The task: Write out each record exactly and skip every image.

Source records:
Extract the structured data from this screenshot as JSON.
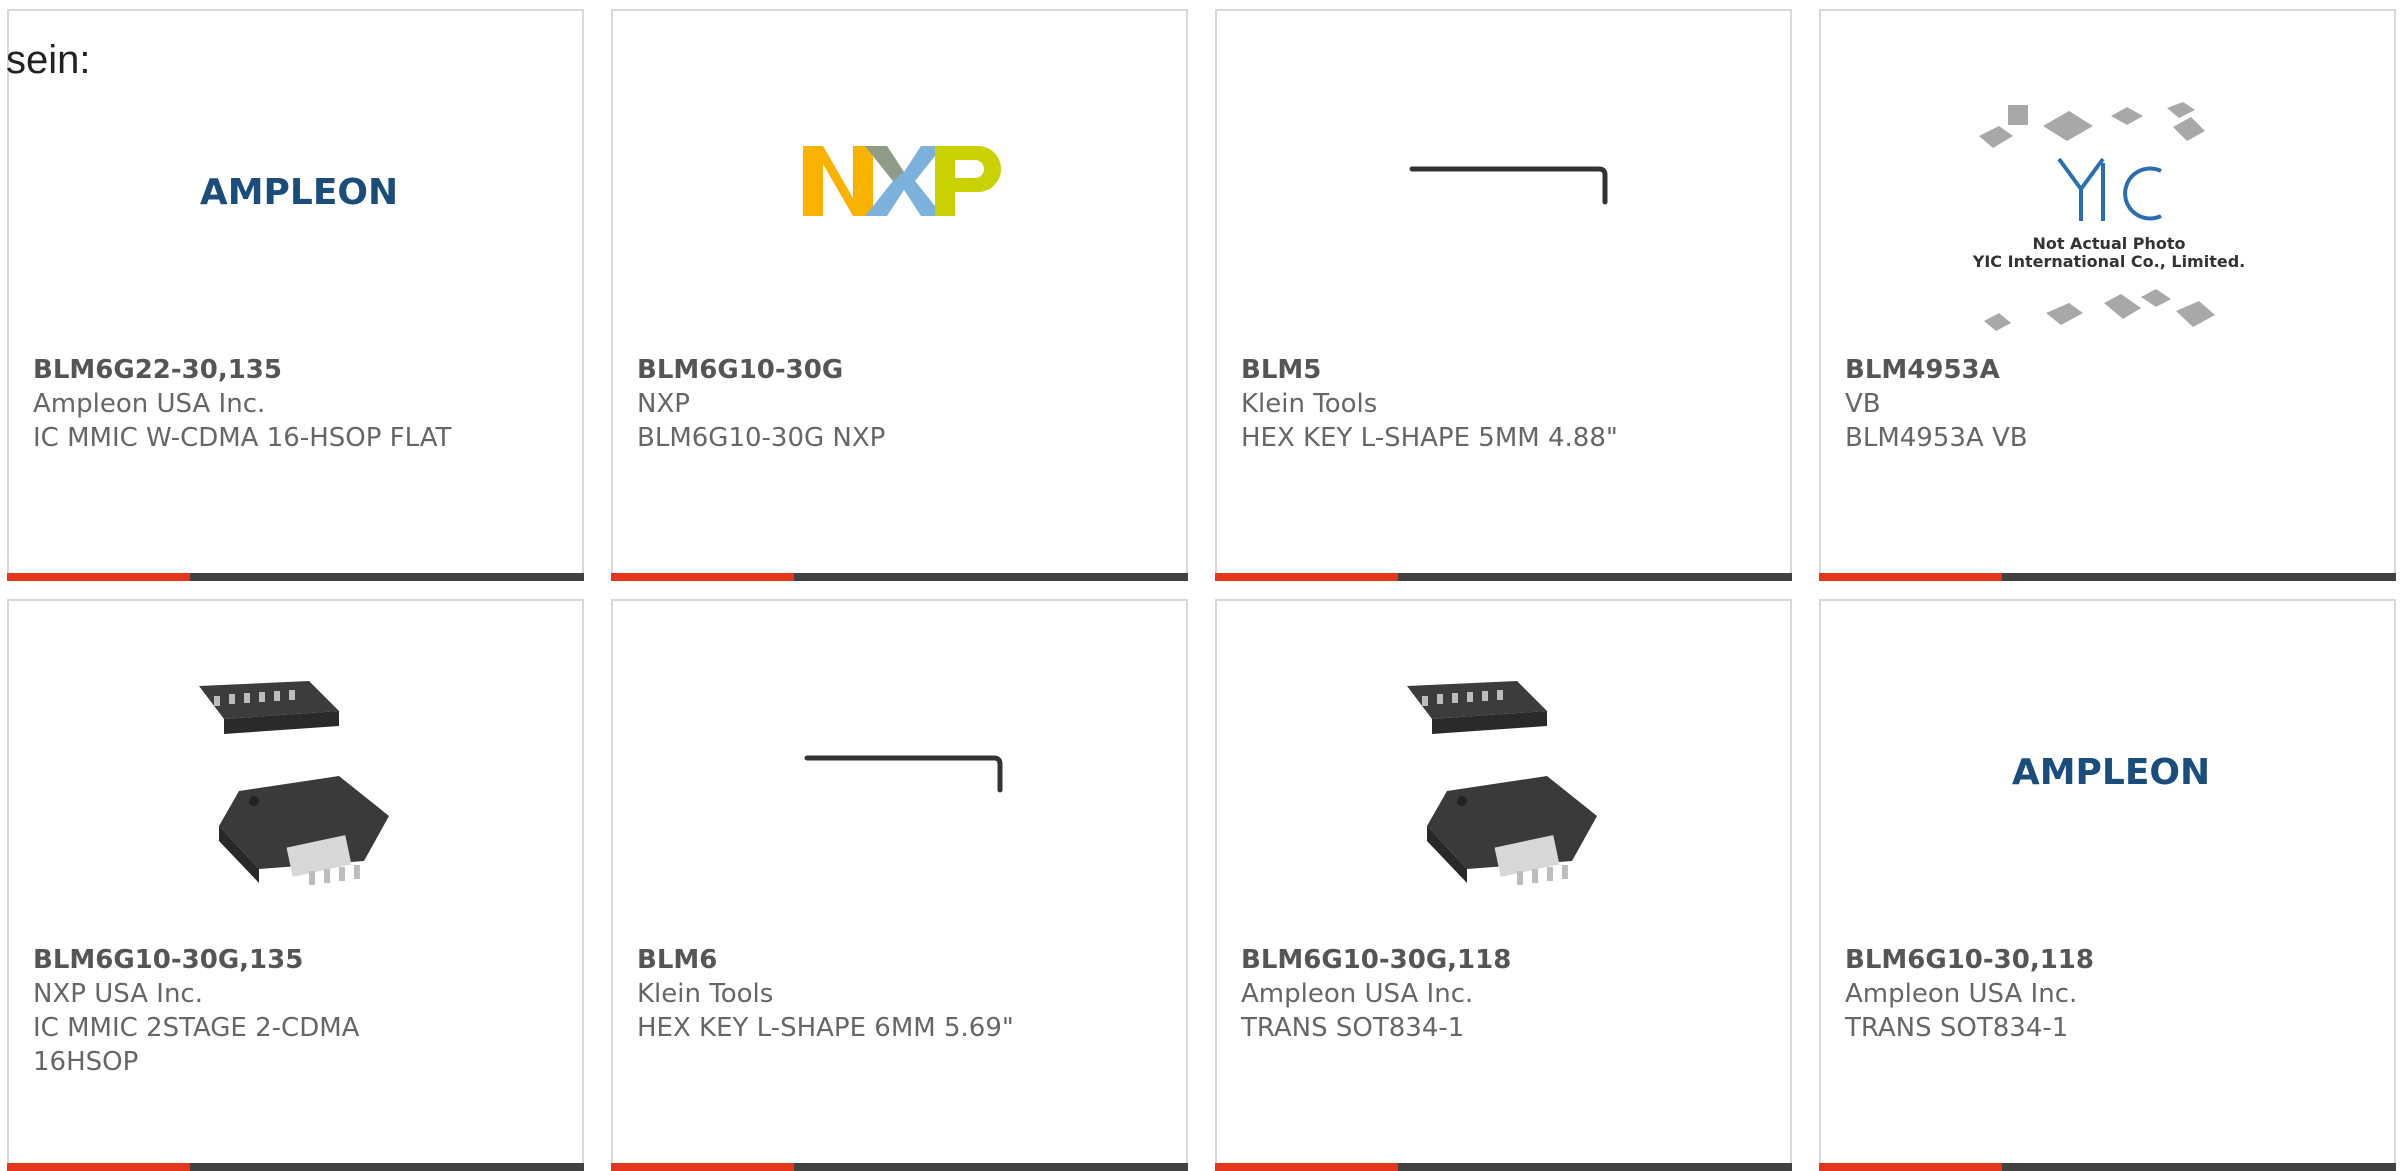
{
  "heading": "sein:",
  "cards": [
    {
      "part": "BLM6G22-30,135",
      "manufacturer": "Ampleon USA Inc.",
      "description": "IC MMIC W-CDMA 16-HSOP FLAT",
      "image": "ampleon-logo",
      "logo_text": "AMPLEON"
    },
    {
      "part": "BLM6G10-30G",
      "manufacturer": "NXP",
      "description": "BLM6G10-30G NXP",
      "image": "nxp-logo"
    },
    {
      "part": "BLM5",
      "manufacturer": "Klein Tools",
      "description": "HEX KEY L-SHAPE 5MM 4.88\"",
      "image": "hex-key-icon"
    },
    {
      "part": "BLM4953A",
      "manufacturer": "VB",
      "description": "BLM4953A VB",
      "image": "not-actual-photo",
      "photo_note_1": "Not Actual Photo",
      "photo_note_2": "YIC International Co., Limited."
    },
    {
      "part": "BLM6G10-30G,135",
      "manufacturer": "NXP USA Inc.",
      "description": "IC MMIC 2STAGE 2-CDMA",
      "description2": "16HSOP",
      "image": "hsop-package"
    },
    {
      "part": "BLM6",
      "manufacturer": "Klein Tools",
      "description": "HEX KEY L-SHAPE 6MM 5.69\"",
      "image": "hex-key-icon"
    },
    {
      "part": "BLM6G10-30G,118",
      "manufacturer": "Ampleon USA Inc.",
      "description": "TRANS SOT834-1",
      "image": "hsop-package"
    },
    {
      "part": "BLM6G10-30,118",
      "manufacturer": "Ampleon USA Inc.",
      "description": "TRANS SOT834-1",
      "image": "ampleon-logo",
      "logo_text": "AMPLEON"
    }
  ],
  "colors": {
    "accent": "#e5371c",
    "bar": "#424242",
    "border": "#d8d8d8"
  }
}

Answer for this exercise:
Extract the structured data from this screenshot as JSON.
{
  "heading": "sein:",
  "cards": [
    {
      "part": "BLM6G22-30,135",
      "manufacturer": "Ampleon USA Inc.",
      "description": "IC MMIC W-CDMA 16-HSOP FLAT",
      "image": "ampleon-logo",
      "logo_text": "AMPLEON"
    },
    {
      "part": "BLM6G10-30G",
      "manufacturer": "NXP",
      "description": "BLM6G10-30G NXP",
      "image": "nxp-logo"
    },
    {
      "part": "BLM5",
      "manufacturer": "Klein Tools",
      "description": "HEX KEY L-SHAPE 5MM 4.88\"",
      "image": "hex-key-icon"
    },
    {
      "part": "BLM4953A",
      "manufacturer": "VB",
      "description": "BLM4953A VB",
      "image": "not-actual-photo",
      "photo_note_1": "Not Actual Photo",
      "photo_note_2": "YIC International Co., Limited."
    },
    {
      "part": "BLM6G10-30G,135",
      "manufacturer": "NXP USA Inc.",
      "description": "IC MMIC 2STAGE 2-CDMA",
      "description2": "16HSOP",
      "image": "hsop-package"
    },
    {
      "part": "BLM6",
      "manufacturer": "Klein Tools",
      "description": "HEX KEY L-SHAPE 6MM 5.69\"",
      "image": "hex-key-icon"
    },
    {
      "part": "BLM6G10-30G,118",
      "manufacturer": "Ampleon USA Inc.",
      "description": "TRANS SOT834-1",
      "image": "hsop-package"
    },
    {
      "part": "BLM6G10-30,118",
      "manufacturer": "Ampleon USA Inc.",
      "description": "TRANS SOT834-1",
      "image": "ampleon-logo",
      "logo_text": "AMPLEON"
    }
  ],
  "colors": {
    "accent": "#e5371c",
    "bar": "#424242",
    "border": "#d8d8d8"
  }
}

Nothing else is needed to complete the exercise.